When I decided to stop using quotation marks, it presented technical challenges: you have to conceive of dialogue differently and structure it differently for this to work. So I had a new problem, which makes writing interesting again.
I want to rip off your logic and make passionate sense to you. I want to ride in the swing of your hips. My fingers will dig in you like quotation marks, blazing your limbs into parts of speech.
Like italics and hyphens, quotation marks are to be used as sparingly as possible. They should light the way, not darken it.
I was the type who looked at discussions of What Is Truth only with a view toward correcting the manuscript. If you were to quote “I am that I am,” for example, I thought that the fundamental problem was where to put the comma, inside the quotation marks or outside.
I like commas. I detest semi-colons вЂ” I donвЂ™t think they belong in a story. And I gave up quotation marks long ago. I found I didnвЂ™t need them, they were fly-specks on the page.
And we are quotation marks, inverted and upside down, clinging to one another at the end of this life sentence. Trapped by lives we did not choose.
Most of all I like “bad” lines, that is those considered bad, in my opinion unjustly, by theory. The reason for the last quotation marks is that most so-called theory is only a collection of examples from master practice.
Beware the writer who always encloses the word *reality* in quotation marks: He’s trying to slip something over on you. Or into you.
I took ethics classes in college, and it always amazes me how they [tabloids] will blatantly say something that I did not say, in quotation marks. The first thing that we learned in ethics is that you better have it right. If you’re putting quotation marks around something, it better be exactly what that person said.
Liberals dispute that Reagan won the Cold War on the basis of their capacity to put mocking quotation marks around the word, won. That’s pretty much the full argument: Restate a factual proposition with sneering quote marks.
If you use a colloquialism or a slang word or phrase, simply use it; do not draw attention to it by enclosing it in quotation marks. To do so is to put on airs, as though you were inviting the reader to join you in a select society of those who know better.
We are cooling.
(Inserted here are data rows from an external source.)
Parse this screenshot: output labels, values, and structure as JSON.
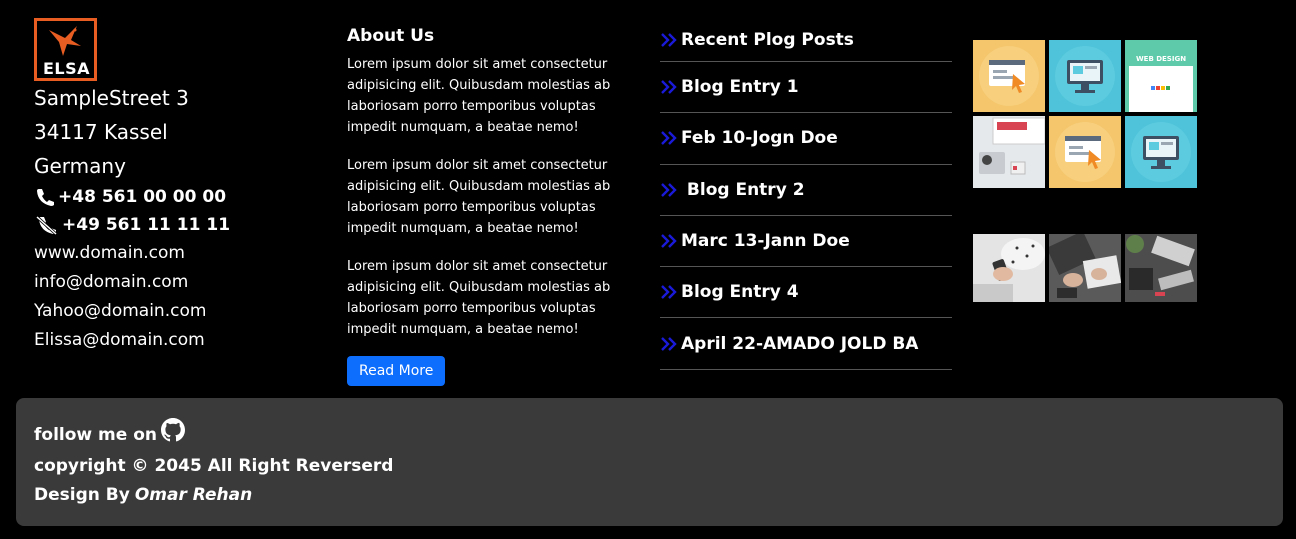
{
  "brand": {
    "logo_text": "ELSA",
    "accent": "#e85d22"
  },
  "contact": {
    "street": "SampleStreet 3",
    "city": "34117 Kassel",
    "country": "Germany",
    "phone": "+48 561 00 00 00",
    "fax": "+49 561 11 11 11",
    "web": "www.domain.com",
    "email1": "info@domain.com",
    "email2": "Yahoo@domain.com",
    "email3": "Elissa@domain.com"
  },
  "about": {
    "title": "About Us",
    "paragraphs": [
      "Lorem ipsum dolor sit amet consectetur adipisicing elit. Quibusdam molestias ab laboriosam porro temporibus voluptas impedit numquam, a beatae nemo!",
      "Lorem ipsum dolor sit amet consectetur adipisicing elit. Quibusdam molestias ab laboriosam porro temporibus voluptas impedit numquam, a beatae nemo!",
      "Lorem ipsum dolor sit amet consectetur adipisicing elit. Quibusdam molestias ab laboriosam porro temporibus voluptas impedit numquam, a beatae nemo!"
    ],
    "button": "Read More",
    "button_color": "#0d6efd"
  },
  "posts": {
    "title": "Recent Plog Posts",
    "items": [
      "Blog Entry 1",
      "Feb 10-Jogn Doe",
      " Blog Entry 2",
      "Marc 13-Jann Doe",
      "Blog Entry 4",
      "April 22-AMADO JOLD BA"
    ],
    "chevron_color": "#1a1ad8"
  },
  "gallery": {
    "icons": [
      "browser-cursor-thumb",
      "monitor-thumb",
      "web-design-thumb",
      "desk-photo-thumb",
      "browser-cursor-thumb",
      "monitor-thumb",
      "phone-hands-photo-thumb",
      "keyboard-photo-thumb",
      "desk-top-photo-thumb"
    ],
    "web_design_label": "WEB DESIGN"
  },
  "footer": {
    "follow": "follow me on",
    "copyright": "copyright © 2045 All Right Reverserd",
    "design_by": "Design By",
    "author": "Omar Rehan",
    "bg": "#3a3a3a"
  }
}
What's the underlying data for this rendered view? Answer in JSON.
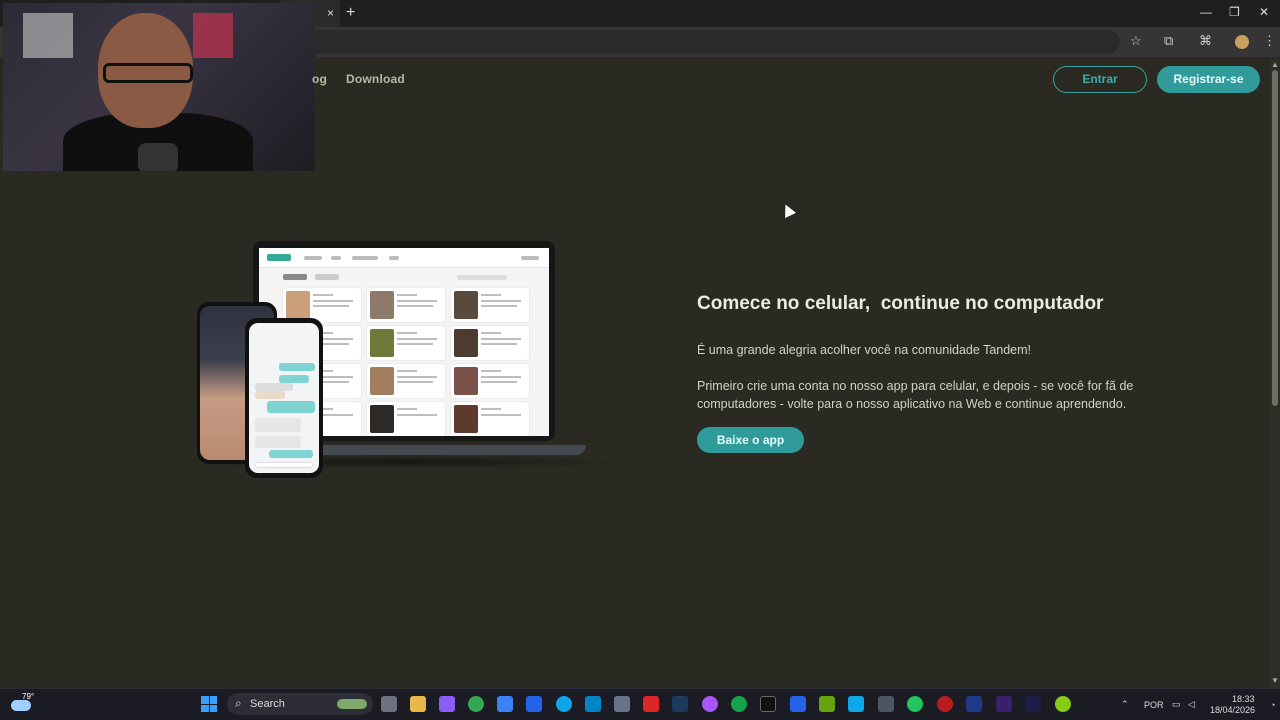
{
  "browser": {
    "tab_close": "×",
    "new_tab": "+",
    "window_controls": {
      "minimize": "—",
      "restore": "❐",
      "close": "✕"
    },
    "toolbar_icons": [
      "star-icon",
      "extension-icon",
      "puzzle-icon",
      "profile-avatar",
      "menu-icon"
    ]
  },
  "nav": {
    "blog_partial": "og",
    "download": "Download",
    "login": "Entrar",
    "register": "Registrar-se"
  },
  "hero": {
    "title": "Comece no celular,  continue no computador",
    "p1": "É uma grande alegria acolher você na comunidade Tandem!",
    "p2": "Primeiro crie uma conta no nosso app para celular, e depois - se você for fã de computadores - volte para o nosso aplicativo na Web e continue aprendendo.",
    "cta": "Baixe o app"
  },
  "illustration": {
    "laptop_brand": "tandem"
  },
  "taskbar": {
    "weather_temp": "79°",
    "search_label": "Search",
    "language": "POR",
    "time": "18:33",
    "date": "18/04/2026"
  },
  "colors": {
    "page_bg": "#2a2a22",
    "accent": "#2f9b9b",
    "text_light": "#ecebe2"
  }
}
We are not warming. The warming you see out there, the supposed warming, and I use my finger quotation marks here, is part of the cooling process.